Did I mention the fact that there is a moment in this comic where one of the characters screams, "We have devastated reality! Insanity reigns unchecked!"? If you know me, you can see why this comic appeals to me so much. I mean, how awesome is that?
So let Captain Midnight Special shine its ever-lovin' light on you. If you are looking for a clean, well-crafted sandwich of fun, this book is right up your alley. It's got all the right things going on in all the right places. Whatever those things actually are, and wherever those places may actually be.
– Daniel Elkin
The Captain Midnight Special is available to purchase directly from Moonstone.
Giant Man Mini-Comic
Even as digital comics become more and more of a thing than they're already are, there will always be an interest in physical objects. That said, if physical editions of my mass-produced monthly comics disappeared, I'd be relatively okay with it because the tactile element grows increasingly dire as the paper it's printed on degrades over closer to 1-ply.
But minicomics will likely never go away, because they have a different feel — not just when it comes to the art and narrative, but also the paper and printing methods. Even if it's a quick and dirty xeroxed thing, you can tell that the people who produce minicomics have taken care to craft the very method by which their work gets out into the world. Everything seems deliberate and handmade, especially if it's a comic that could never be reproduced in digital.
Giant Man Mini-Comic, which I bought from MIND MGMT creator Matt Kindt at WonderCon last week, is one such comic. Packaged in a tiny ziplock bag with a backing card, Giant Man Mini-Comic is a metal "spy capsule" you unscrew to reveal a tiny rolled-up comic, which is indeed about a giant man. Illustrated in Kindt's trademark watercolor-y style, the mini comic is a short, cute little thing, offering simple pleasures, but that's okay. It's a cool idea and the clever method of delivery is essential for people who are into the various ways you can put out a comic book.
– Danny Djeljosevic
You can buy Giant Man Mini-Comic from Matt Kindt's online store.
Oh, Internet. You make peoples' lives great and wonderful — yay, Facebook, twitter,
online banking, YouTube, FailBlog, Comics Bulletin and online porn! And you also make peoples' lives miserable — did I mention YouTube?

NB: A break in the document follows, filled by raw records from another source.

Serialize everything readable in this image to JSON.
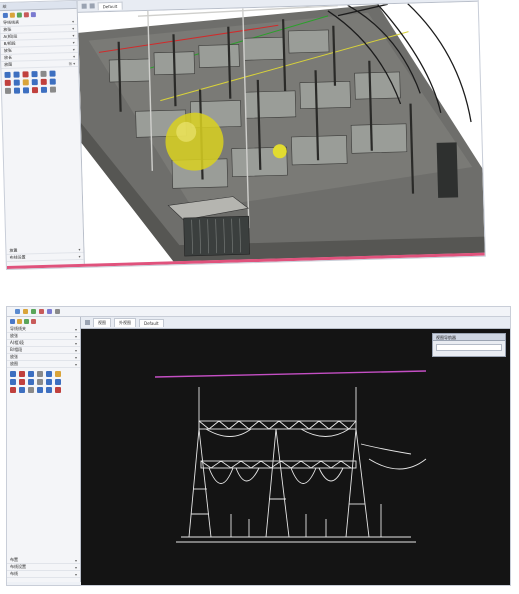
{
  "shot_a": {
    "panel_title": "绘",
    "panel_rows": [
      {
        "label": "导线线夹",
        "mark": "▾"
      },
      {
        "label": "放张",
        "mark": "▾"
      },
      {
        "label": "A(相)段",
        "mark": "▾"
      },
      {
        "label": "B/相段",
        "mark": "▾"
      },
      {
        "label": "放张",
        "mark": "▾"
      },
      {
        "label": "放长",
        "mark": "▾"
      },
      {
        "label": "放图",
        "mark": "⊞ ▾"
      }
    ],
    "panel_bottom_rows": [
      {
        "label": "放置",
        "mark": "▾"
      },
      {
        "label": "布线设置",
        "mark": "▾"
      }
    ],
    "tab_label": "Default"
  },
  "shot_b": {
    "panel_rows": [
      {
        "label": "导线线夹",
        "mark": "▾"
      },
      {
        "label": "放张",
        "mark": "▾"
      },
      {
        "label": "A(相)段",
        "mark": "▾"
      },
      {
        "label": "B/相段",
        "mark": "▾"
      },
      {
        "label": "放张",
        "mark": "▾"
      },
      {
        "label": "放图",
        "mark": "▾"
      }
    ],
    "panel_bottom_rows": [
      {
        "label": "布置",
        "mark": "▾"
      },
      {
        "label": "布线设置",
        "mark": "▾"
      },
      {
        "label": "布线",
        "mark": "▾"
      }
    ],
    "tabs": [
      "视图",
      "外视图",
      "Default"
    ],
    "float_window_title": "视图导航器"
  },
  "colors": {
    "accent_pink": "#e0527c",
    "magenta_line": "#c44fc4",
    "viewport_dark": "#141414",
    "highlight_sphere": "#d9d120"
  },
  "icons": [
    "pencil-icon",
    "line-icon",
    "arc-icon",
    "circle-icon",
    "text-icon",
    "dimension-icon"
  ]
}
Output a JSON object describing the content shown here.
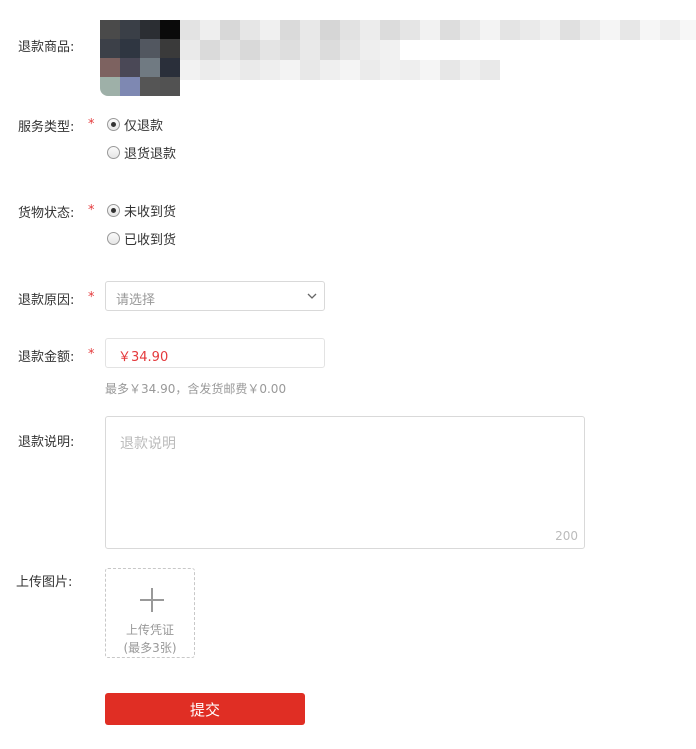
{
  "form": {
    "product_label": "退款商品:",
    "service_label": "服务类型:",
    "service_options": [
      {
        "label": "仅退款",
        "checked": true
      },
      {
        "label": "退货退款",
        "checked": false
      }
    ],
    "goods_label": "货物状态:",
    "goods_options": [
      {
        "label": "未收到货",
        "checked": true
      },
      {
        "label": "已收到货",
        "checked": false
      }
    ],
    "reason_label": "退款原因:",
    "reason_placeholder": "请选择",
    "amount_label": "退款金额:",
    "amount_value": "￥34.90",
    "amount_hint": "最多￥34.90，含发货邮费￥0.00",
    "desc_label": "退款说明:",
    "desc_placeholder": "退款说明",
    "desc_max": "200",
    "upload_label": "上传图片:",
    "upload_text": "上传凭证",
    "upload_limit": "(最多3张)",
    "submit_label": "提交",
    "required_mark": "*"
  },
  "colors": {
    "accent": "#e02e24",
    "required": "#e4393c",
    "placeholder": "#999999"
  }
}
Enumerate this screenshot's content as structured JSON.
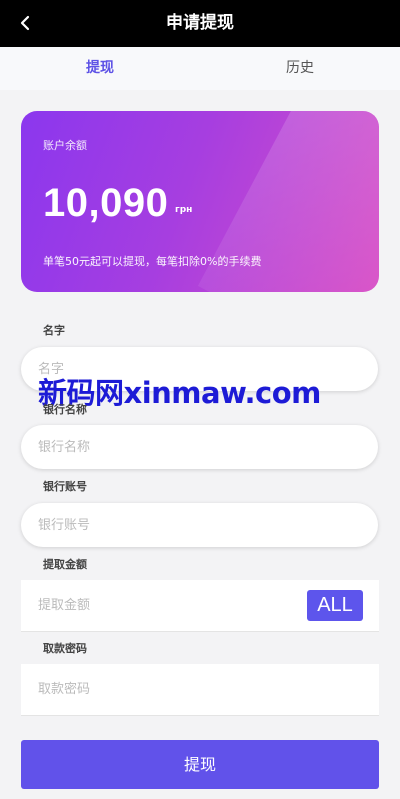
{
  "header": {
    "title": "申请提现"
  },
  "tabs": [
    {
      "label": "提现",
      "active": true
    },
    {
      "label": "历史",
      "active": false
    }
  ],
  "balance": {
    "label": "账户余额",
    "amount": "10,090",
    "currency": "грн",
    "note": "单笔50元起可以提现，每笔扣除0%的手续费"
  },
  "fields": {
    "name": {
      "label": "名字",
      "placeholder": "名字"
    },
    "bank_name": {
      "label": "银行名称",
      "placeholder": "银行名称"
    },
    "bank_account": {
      "label": "银行账号",
      "placeholder": "银行账号"
    },
    "amount": {
      "label": "提取金额",
      "placeholder": "提取金额",
      "all_label": "ALL"
    },
    "password": {
      "label": "取款密码",
      "placeholder": "取款密码"
    }
  },
  "submit_label": "提现",
  "watermark": "新码网xinmaw.com",
  "colors": {
    "accent": "#5d55ec",
    "header_bg": "#000000",
    "card_gradient_start": "#8b37ee",
    "card_gradient_end": "#d84fc6"
  },
  "icons": {
    "back": "chevron-left-icon"
  }
}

Randolph Gentile's new small press comic is about a kid who becomes famous on the Internet in exactly the wrong way, becoming a YouTube celebrity because of a daring daredevil move that went horribly wrong. So just like a college freshman who finds her naked selfpic on some porn site and ends up being harassed by every slack-jawed porn addict at school, Wesley Welling finds himself put upon and ostracized from his classmates, your basic lonely laughingstock whose angst is as much a product of his own mindset as anything.
Wesley is an artist, a sensitive soul whose angst is very very deeply felt. As far as his therapist knows, Wesley is just drawing birds. But as Gentile's short story shows, Wesley's vision is much darker — a '80s style serial killer fantasy with Wesley as the mask-wearing, Jason Vorhees style madman. And, as Wesley says after Gentile shows us readers our protagonist's incredibly horrible fantasy, "That's it… my own personal therapy. But I need more." Which leads to a bone-chilling conclusion that will stick in your mind for a long time.
Gentile's art is rough, even when he's not essentially presenting the kid's comic for us to read. His characters feel loose and unformed, even a bit amateurish at times. But I think that's actually a success in what he's going for with this book, as his style shifts and changes at various points in the story in ways that help to emphasize the drama of the section of story that he's telling. The scenes on the roof when Wesley has his disastrous fall are drawn in a more childlike style than is used in the main sections of the story, giving that aspect of the story a feeling like it's being created by younger kinds.
Similarly, the art from Wesley's comic is stunted, strange, and oddly claustrophobic, with smart placement of blacks that accentuate the story but also with an unconfident depiction of human anatomy like you might expect a virginal angry teen to display.
Viral was an upsetting and very rewarding GN for me. It resurrected my own memories of teen angst while also telling an intriguing story in a compelling way.
– Jason Sacks
For more information on Viral go to Lazy Comix.